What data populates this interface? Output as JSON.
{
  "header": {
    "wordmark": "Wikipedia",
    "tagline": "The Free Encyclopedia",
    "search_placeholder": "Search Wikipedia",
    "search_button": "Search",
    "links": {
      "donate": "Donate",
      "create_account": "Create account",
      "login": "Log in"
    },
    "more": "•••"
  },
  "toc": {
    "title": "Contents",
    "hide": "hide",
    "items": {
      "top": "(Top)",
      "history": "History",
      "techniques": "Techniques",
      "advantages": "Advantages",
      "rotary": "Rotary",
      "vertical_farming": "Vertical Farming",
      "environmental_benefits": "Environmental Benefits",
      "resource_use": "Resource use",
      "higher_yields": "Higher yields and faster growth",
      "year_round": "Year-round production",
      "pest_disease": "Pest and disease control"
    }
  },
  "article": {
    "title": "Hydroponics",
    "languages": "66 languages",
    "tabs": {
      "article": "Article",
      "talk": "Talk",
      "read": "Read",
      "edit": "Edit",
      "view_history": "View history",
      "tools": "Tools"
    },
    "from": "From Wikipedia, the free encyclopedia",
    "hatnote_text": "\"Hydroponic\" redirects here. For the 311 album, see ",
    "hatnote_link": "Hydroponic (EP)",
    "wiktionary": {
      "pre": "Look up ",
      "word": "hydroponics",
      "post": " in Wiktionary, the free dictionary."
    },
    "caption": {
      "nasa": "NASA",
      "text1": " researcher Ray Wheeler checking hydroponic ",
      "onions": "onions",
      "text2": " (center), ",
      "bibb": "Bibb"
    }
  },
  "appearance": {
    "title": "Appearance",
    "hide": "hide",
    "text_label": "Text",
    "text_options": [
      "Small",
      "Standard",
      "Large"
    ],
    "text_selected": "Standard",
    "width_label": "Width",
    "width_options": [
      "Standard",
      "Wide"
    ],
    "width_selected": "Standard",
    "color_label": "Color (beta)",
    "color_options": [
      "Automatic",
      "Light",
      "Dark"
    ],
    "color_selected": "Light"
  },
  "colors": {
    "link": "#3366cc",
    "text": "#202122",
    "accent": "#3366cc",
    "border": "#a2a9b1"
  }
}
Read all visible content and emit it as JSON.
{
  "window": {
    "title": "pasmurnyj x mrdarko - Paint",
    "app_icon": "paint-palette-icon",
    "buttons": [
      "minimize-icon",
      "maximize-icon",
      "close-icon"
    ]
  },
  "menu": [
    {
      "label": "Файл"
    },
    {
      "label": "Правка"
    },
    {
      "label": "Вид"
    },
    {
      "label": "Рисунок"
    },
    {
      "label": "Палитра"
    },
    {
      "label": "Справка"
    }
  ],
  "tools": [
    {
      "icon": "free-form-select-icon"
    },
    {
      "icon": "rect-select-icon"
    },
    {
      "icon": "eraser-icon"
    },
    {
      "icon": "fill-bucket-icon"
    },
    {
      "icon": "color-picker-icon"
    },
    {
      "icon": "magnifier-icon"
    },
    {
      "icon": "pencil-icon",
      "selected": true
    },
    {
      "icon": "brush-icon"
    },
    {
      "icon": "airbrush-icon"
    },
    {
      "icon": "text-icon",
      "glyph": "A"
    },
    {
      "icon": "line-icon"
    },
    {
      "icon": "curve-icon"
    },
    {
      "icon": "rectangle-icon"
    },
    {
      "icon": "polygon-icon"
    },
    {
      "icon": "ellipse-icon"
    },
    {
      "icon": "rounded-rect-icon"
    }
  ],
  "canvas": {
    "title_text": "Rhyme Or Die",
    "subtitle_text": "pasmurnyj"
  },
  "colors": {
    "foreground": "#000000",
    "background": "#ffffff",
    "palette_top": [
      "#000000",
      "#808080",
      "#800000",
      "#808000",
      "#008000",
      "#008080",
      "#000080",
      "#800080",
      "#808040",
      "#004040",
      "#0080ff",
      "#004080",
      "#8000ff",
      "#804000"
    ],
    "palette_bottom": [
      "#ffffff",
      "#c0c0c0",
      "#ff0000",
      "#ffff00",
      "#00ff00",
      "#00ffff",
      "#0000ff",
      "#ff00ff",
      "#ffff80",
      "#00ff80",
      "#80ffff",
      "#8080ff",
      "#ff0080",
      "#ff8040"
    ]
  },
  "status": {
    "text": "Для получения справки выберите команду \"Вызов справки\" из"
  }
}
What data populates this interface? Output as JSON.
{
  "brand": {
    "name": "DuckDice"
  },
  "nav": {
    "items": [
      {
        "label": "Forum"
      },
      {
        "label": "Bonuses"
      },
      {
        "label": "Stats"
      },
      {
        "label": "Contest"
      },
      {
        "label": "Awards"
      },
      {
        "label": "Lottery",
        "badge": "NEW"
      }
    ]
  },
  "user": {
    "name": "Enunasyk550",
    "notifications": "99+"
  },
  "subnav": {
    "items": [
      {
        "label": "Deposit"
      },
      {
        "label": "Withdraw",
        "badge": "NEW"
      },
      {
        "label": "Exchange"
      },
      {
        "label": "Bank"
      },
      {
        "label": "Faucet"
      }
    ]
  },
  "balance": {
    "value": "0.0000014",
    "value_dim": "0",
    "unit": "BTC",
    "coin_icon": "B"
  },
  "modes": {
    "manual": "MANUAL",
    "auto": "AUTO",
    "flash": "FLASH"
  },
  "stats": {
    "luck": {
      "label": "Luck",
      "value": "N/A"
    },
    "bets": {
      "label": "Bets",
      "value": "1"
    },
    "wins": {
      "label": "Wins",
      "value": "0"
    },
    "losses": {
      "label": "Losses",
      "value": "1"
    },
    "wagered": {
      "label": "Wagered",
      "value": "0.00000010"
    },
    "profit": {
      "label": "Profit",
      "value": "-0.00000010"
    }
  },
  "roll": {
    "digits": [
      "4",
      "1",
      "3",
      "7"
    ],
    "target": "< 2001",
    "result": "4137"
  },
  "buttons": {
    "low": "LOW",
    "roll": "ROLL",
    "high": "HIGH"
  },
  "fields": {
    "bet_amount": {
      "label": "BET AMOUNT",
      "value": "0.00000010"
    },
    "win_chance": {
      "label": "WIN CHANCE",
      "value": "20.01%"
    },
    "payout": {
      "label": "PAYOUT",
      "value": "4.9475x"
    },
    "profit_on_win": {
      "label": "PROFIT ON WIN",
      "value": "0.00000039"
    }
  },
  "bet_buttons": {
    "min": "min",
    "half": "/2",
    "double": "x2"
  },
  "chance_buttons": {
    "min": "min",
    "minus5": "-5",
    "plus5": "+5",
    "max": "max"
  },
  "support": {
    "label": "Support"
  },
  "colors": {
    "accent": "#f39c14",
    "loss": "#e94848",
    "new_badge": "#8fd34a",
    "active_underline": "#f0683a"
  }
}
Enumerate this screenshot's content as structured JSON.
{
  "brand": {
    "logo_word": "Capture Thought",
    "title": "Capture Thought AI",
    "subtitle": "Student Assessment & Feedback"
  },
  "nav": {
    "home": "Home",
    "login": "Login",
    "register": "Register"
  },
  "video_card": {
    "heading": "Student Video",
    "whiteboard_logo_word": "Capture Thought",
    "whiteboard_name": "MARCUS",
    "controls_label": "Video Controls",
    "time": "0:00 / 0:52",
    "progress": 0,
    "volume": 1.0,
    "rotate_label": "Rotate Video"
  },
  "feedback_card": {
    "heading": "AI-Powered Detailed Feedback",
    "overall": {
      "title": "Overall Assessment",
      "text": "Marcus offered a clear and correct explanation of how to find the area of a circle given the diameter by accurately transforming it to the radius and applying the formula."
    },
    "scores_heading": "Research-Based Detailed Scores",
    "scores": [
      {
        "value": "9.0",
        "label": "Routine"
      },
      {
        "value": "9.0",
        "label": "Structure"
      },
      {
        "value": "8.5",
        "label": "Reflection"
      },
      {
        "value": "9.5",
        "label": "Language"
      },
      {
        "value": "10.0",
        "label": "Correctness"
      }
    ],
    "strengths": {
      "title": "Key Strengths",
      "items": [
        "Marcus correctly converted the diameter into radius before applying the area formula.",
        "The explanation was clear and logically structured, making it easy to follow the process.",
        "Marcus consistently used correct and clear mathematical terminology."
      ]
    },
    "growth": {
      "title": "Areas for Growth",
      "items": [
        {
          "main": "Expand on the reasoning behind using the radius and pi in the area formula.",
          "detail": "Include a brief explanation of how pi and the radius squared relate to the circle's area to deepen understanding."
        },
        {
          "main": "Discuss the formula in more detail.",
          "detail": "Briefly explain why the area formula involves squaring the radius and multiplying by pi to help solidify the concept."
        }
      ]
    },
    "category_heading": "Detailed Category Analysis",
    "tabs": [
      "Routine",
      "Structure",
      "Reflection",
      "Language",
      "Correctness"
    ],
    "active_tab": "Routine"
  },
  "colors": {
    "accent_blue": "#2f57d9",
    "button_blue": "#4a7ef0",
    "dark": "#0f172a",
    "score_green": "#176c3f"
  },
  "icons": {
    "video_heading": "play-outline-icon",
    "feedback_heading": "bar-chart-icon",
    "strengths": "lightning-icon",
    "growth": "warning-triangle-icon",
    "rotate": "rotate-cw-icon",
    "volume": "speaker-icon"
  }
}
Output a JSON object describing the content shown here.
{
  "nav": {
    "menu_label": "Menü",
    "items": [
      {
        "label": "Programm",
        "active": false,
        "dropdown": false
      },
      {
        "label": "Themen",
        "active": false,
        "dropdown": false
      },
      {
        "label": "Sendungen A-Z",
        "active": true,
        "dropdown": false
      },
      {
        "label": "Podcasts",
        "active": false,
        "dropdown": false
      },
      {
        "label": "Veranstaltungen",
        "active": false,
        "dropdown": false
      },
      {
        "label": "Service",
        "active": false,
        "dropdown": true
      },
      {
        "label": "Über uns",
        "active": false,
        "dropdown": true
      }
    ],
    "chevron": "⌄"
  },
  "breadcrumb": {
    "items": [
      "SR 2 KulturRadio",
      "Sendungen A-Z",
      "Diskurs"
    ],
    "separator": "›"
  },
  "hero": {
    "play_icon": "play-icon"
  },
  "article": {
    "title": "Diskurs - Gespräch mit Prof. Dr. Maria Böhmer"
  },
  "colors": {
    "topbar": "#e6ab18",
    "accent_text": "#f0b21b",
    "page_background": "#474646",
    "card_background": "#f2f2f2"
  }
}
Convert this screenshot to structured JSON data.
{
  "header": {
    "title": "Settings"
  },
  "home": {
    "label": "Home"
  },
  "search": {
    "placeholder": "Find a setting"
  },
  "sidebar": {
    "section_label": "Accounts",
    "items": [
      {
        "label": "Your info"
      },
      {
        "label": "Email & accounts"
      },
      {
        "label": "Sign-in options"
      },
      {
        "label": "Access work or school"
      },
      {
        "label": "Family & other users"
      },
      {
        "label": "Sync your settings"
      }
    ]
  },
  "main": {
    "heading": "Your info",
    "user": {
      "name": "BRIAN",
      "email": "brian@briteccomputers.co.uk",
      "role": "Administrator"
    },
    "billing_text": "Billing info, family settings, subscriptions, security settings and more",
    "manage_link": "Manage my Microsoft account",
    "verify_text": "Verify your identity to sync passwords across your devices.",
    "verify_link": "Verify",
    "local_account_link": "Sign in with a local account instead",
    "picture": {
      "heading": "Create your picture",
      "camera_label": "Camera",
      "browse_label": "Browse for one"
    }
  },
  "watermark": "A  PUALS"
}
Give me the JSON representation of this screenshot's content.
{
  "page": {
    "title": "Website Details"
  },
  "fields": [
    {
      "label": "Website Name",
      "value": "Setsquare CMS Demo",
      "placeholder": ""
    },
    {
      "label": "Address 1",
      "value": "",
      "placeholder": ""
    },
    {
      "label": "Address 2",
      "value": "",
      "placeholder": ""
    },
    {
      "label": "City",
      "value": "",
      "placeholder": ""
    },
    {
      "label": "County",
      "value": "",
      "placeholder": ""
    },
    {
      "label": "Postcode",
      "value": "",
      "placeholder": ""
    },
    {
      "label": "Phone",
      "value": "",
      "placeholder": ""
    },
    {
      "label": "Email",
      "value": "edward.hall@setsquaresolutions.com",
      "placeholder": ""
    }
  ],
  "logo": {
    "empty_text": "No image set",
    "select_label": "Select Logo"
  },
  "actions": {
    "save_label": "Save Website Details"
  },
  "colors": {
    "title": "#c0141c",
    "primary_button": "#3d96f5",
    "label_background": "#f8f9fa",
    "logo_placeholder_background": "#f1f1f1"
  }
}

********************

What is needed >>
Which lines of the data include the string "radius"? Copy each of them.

Your solution >>
      "text": "Marcus offered a clear and correct explanation of how to find the area of a circle given the diameter by accurately transforming it to the radius and applying the formula."
        "Marcus correctly converted the diameter into radius before applying the area formula.",
          "main": "Expand on the reasoning behind using the radius and pi in the area formula.",
          "detail": "Include a brief explanation of how pi and the radius squared relate to the circle's area to deepen understanding."
          "detail": "Briefly explain why the area formula involves squaring the radius and multiplying by pi to help solidify the concept."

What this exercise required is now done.